The special events feature can also be used to model saving towards your kids' college in advance. In our example above, you may choose to set up a monthly event where you add $800 to your children's college fund each month, starting from next month until August 2028.
Much like college expenses, these are also best modeled using the special events feature of a retirement calculator. These include any major events in your child's life, such as their wedding, that you would like to help with.
We believe that healthcare expenses in general should be modeled separately, due to their unique growth pattern and relationship to age. There is an enormous amount of data and research available to help forecast healthcare costs, as this is of critical importance to insurance companies, large employers, and government policymakers. A retirement calculator should be able to develop a reasonable predictive model based on this data and research.
This is true for your children's healthcare costs as well as for your own.
There is one possible complication with regard to timing that you may need to watch out for.
— You specified in your retirement calculator that you will be supporting your daughter until August 2028 (when she goes to college).
— You also set up a special event from 2028 to 2031 to reflect college expenses.
— You plan to keep your daughter on your own health insurance until she turns 25 in 2035.
A calculator that models healthcare expenses automatically will likely assume that your child's healthcare expenses end when she moves out in September 2028. Since you plan to cover her healthcare costs until she turns 25, you need to set up a separate special event for these costs from September 2028 to April 2035 (the month before she turns 25).
The fear of not being able to support a child is among the key reasons so many couples delay having children. But with some rational forecasting and analysis, you can get some peace of mind and put at least some of these worries to rest.
We believe that a retirement calculator should be able to model the financial aspects of future children. After all, your decision on when to have children will have an enormous effect on when you can afford to retire. This is especially true if you plan to use your retirement calculator as a holistic lifelong financial planning tool.
Wait, were we not just talking about children? Yes, but in financial terms, it doesn't matter how old is the person who is financially dependent on you. A retirement calculator should allow you to model dependents regardless of age.
Unfortunately, this is something most people neglect in their retirement plan. It can be hard to predict how much an elderly parent will be dependent on you financially, and for how long. Also, if your parent is covered by Medicare and receives a Social Security check, their financial burden on you may be minimal.
However, everyone's situation is different. If there is a reasonable chance that someone other than your children may depend on you financially, you can reflect their expenses in your retirement plan using the same methods we discussed above.

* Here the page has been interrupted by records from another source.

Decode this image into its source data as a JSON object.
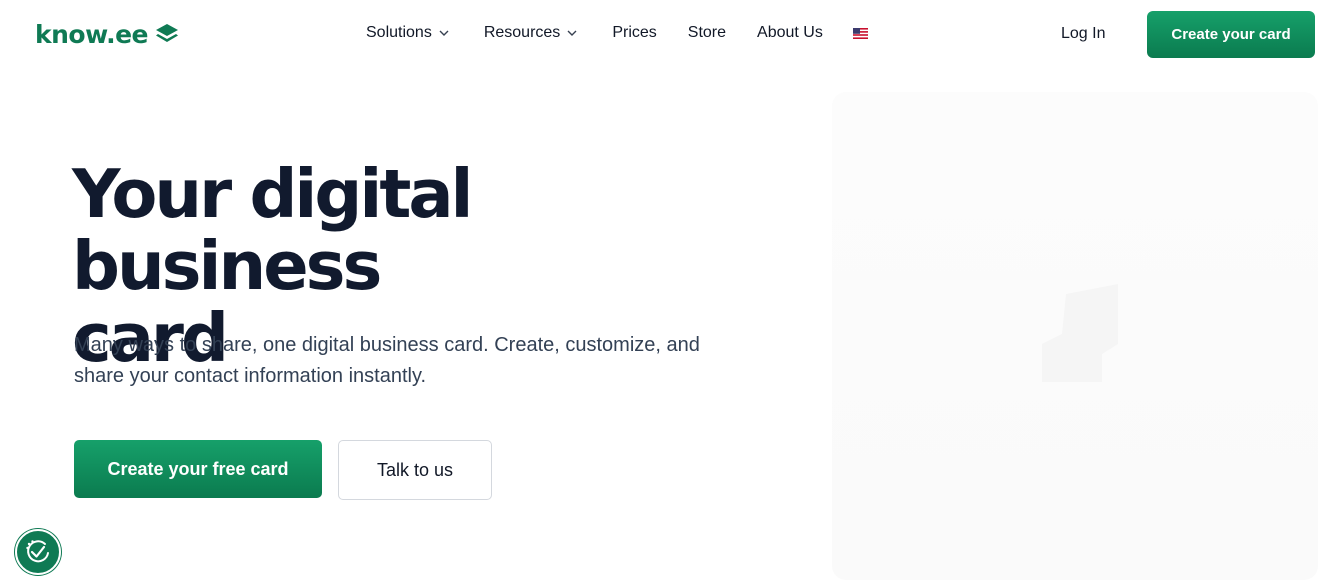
{
  "brand": {
    "name": "know.ee",
    "color": "#0f7a54",
    "icon": "stacked-layers-icon"
  },
  "nav": {
    "items": [
      {
        "label": "Solutions",
        "has_dropdown": true
      },
      {
        "label": "Resources",
        "has_dropdown": true
      },
      {
        "label": "Prices",
        "has_dropdown": false
      },
      {
        "label": "Store",
        "has_dropdown": false
      },
      {
        "label": "About Us",
        "has_dropdown": false
      }
    ],
    "language_icon": "us-flag-icon"
  },
  "header": {
    "login_label": "Log In",
    "cta_label": "Create your card"
  },
  "hero": {
    "title_line1": "Your digital business",
    "title_line2": "card",
    "subtitle_line1": "Many ways to share, one digital business card. Create, customize, and",
    "subtitle_line2": "share your contact information instantly.",
    "primary_button": "Create your free card",
    "secondary_button": "Talk to us"
  },
  "floating_badge": {
    "icon": "accessibility-check-icon"
  },
  "colors": {
    "accent": "#0f7a54",
    "text_dark": "#111a2e",
    "text_body": "#334155"
  }
}
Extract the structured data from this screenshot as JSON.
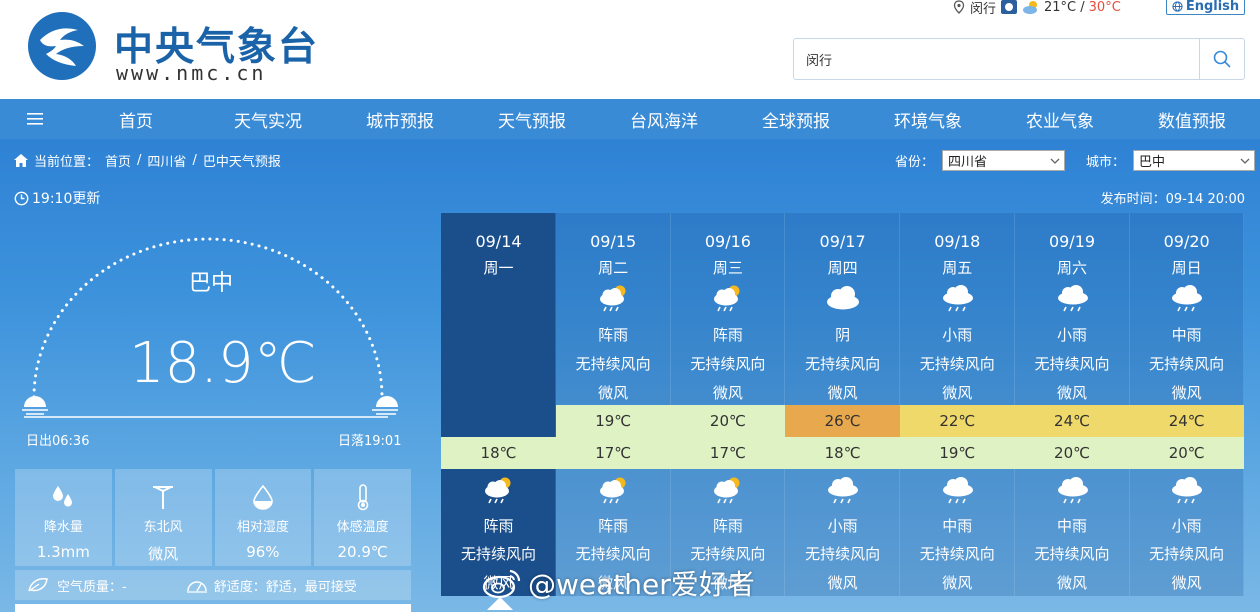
{
  "header": {
    "logo_cn": "中央气象台",
    "logo_url": "www.nmc.cn",
    "location": "闵行",
    "temp_range_low": "21°C / ",
    "temp_range_high": "30°C",
    "english_label": "English",
    "search_value": "闵行"
  },
  "nav": [
    "首页",
    "天气实况",
    "城市预报",
    "天气预报",
    "台风海洋",
    "全球预报",
    "环境气象",
    "农业气象",
    "数值预报"
  ],
  "breadcrumb": {
    "prefix": "当前位置：",
    "items": [
      "首页",
      "四川省",
      "巴中天气预报"
    ],
    "sep": "/"
  },
  "selectors": {
    "province_label": "省份：",
    "province_value": "四川省",
    "city_label": "城市：",
    "city_value": "巴中"
  },
  "update_time": "19:10更新",
  "publish_time": "发布时间：09-14 20:00",
  "current": {
    "city": "巴中",
    "temp": "18.9℃",
    "sunrise": "日出06:36",
    "sunset": "日落19:01"
  },
  "stats": [
    {
      "icon": "raindrops-icon",
      "label": "降水量",
      "value": "1.3mm"
    },
    {
      "icon": "windmill-icon",
      "label": "东北风",
      "value": "微风"
    },
    {
      "icon": "humidity-icon",
      "label": "相对湿度",
      "value": "96%"
    },
    {
      "icon": "thermometer-icon",
      "label": "体感温度",
      "value": "20.9℃"
    }
  ],
  "air": {
    "aq_label": "空气质量：-",
    "comfort_label": "舒适度：舒适，最可接受"
  },
  "forecast": [
    {
      "date": "09/14",
      "week": "周一",
      "day_weather": "",
      "day_wind_dir": "",
      "day_wind_power": "",
      "high": "",
      "high_color": "",
      "low": "18℃",
      "night_icon": "partly-rain",
      "night_weather": "阵雨",
      "night_wind_dir": "无持续风向",
      "night_wind_power": "微风",
      "today": true
    },
    {
      "date": "09/15",
      "week": "周二",
      "day_icon": "partly-rain",
      "day_weather": "阵雨",
      "day_wind_dir": "无持续风向",
      "day_wind_power": "微风",
      "high": "19℃",
      "high_color": "#dff2c4",
      "low": "17℃",
      "night_icon": "partly-rain",
      "night_weather": "阵雨",
      "night_wind_dir": "无持续风向",
      "night_wind_power": "微风"
    },
    {
      "date": "09/16",
      "week": "周三",
      "day_icon": "partly-rain",
      "day_weather": "阵雨",
      "day_wind_dir": "无持续风向",
      "day_wind_power": "微风",
      "high": "20℃",
      "high_color": "#dff2c4",
      "low": "17℃",
      "night_icon": "partly-rain",
      "night_weather": "阵雨",
      "night_wind_dir": "无持续风向",
      "night_wind_power": "微风"
    },
    {
      "date": "09/17",
      "week": "周四",
      "day_icon": "cloud",
      "day_weather": "阴",
      "day_wind_dir": "无持续风向",
      "day_wind_power": "微风",
      "high": "26℃",
      "high_color": "#e8a84e",
      "low": "18℃",
      "night_icon": "rain",
      "night_weather": "小雨",
      "night_wind_dir": "无持续风向",
      "night_wind_power": "微风"
    },
    {
      "date": "09/18",
      "week": "周五",
      "day_icon": "rain",
      "day_weather": "小雨",
      "day_wind_dir": "无持续风向",
      "day_wind_power": "微风",
      "high": "22℃",
      "high_color": "#efd96a",
      "low": "19℃",
      "night_icon": "rain",
      "night_weather": "中雨",
      "night_wind_dir": "无持续风向",
      "night_wind_power": "微风"
    },
    {
      "date": "09/19",
      "week": "周六",
      "day_icon": "rain",
      "day_weather": "小雨",
      "day_wind_dir": "无持续风向",
      "day_wind_power": "微风",
      "high": "24℃",
      "high_color": "#efd96a",
      "low": "20℃",
      "night_icon": "rain",
      "night_weather": "中雨",
      "night_wind_dir": "无持续风向",
      "night_wind_power": "微风"
    },
    {
      "date": "09/20",
      "week": "周日",
      "day_icon": "rain",
      "day_weather": "中雨",
      "day_wind_dir": "无持续风向",
      "day_wind_power": "微风",
      "high": "24℃",
      "high_color": "#efd96a",
      "low": "20℃",
      "night_icon": "rain",
      "night_weather": "小雨",
      "night_wind_dir": "无持续风向",
      "night_wind_power": "微风"
    }
  ],
  "watermark": "@weather爱好者"
}
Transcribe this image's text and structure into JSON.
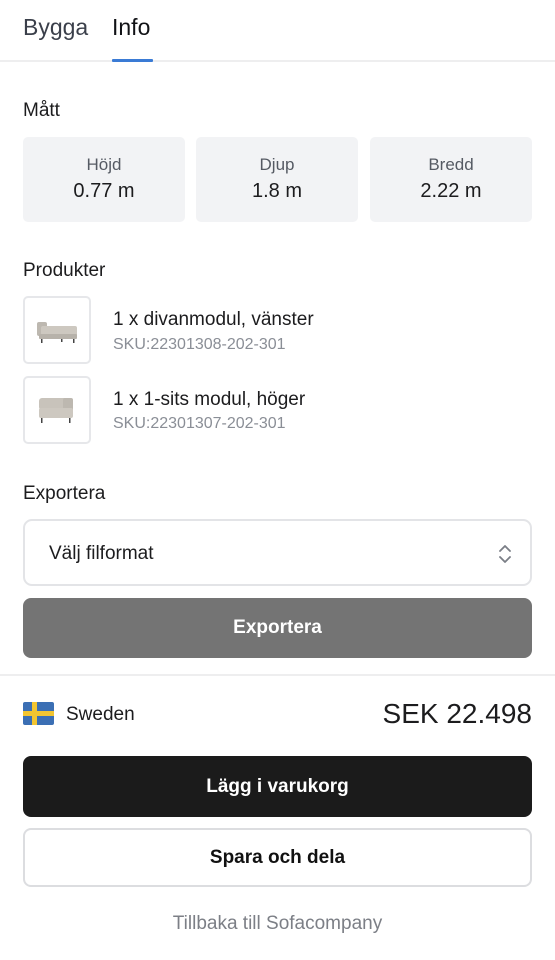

Careful modeling of our child-related expenses can be a critical part of retirement planning. This is especially true if you are using your retirement calculator for holistic, lifelong financial planning. But it can also be a key component if you need to keep supporting your kids after you retire.
In either case, a retirement calculator needs to allow you to enter your ongoing child-related expenses and automatically project them forward with both price and age inflation and should allow you to update it regularly. Your calculator should allow you to specify until what age you plan to support your children.
It should have a reasonable built-in forecasting model for your child's medical costs since these costs are inherently difficult to project.
A calculator should also permit you to model special events for major expenses such as college and allow you to specify a realistic inflation rate for each event.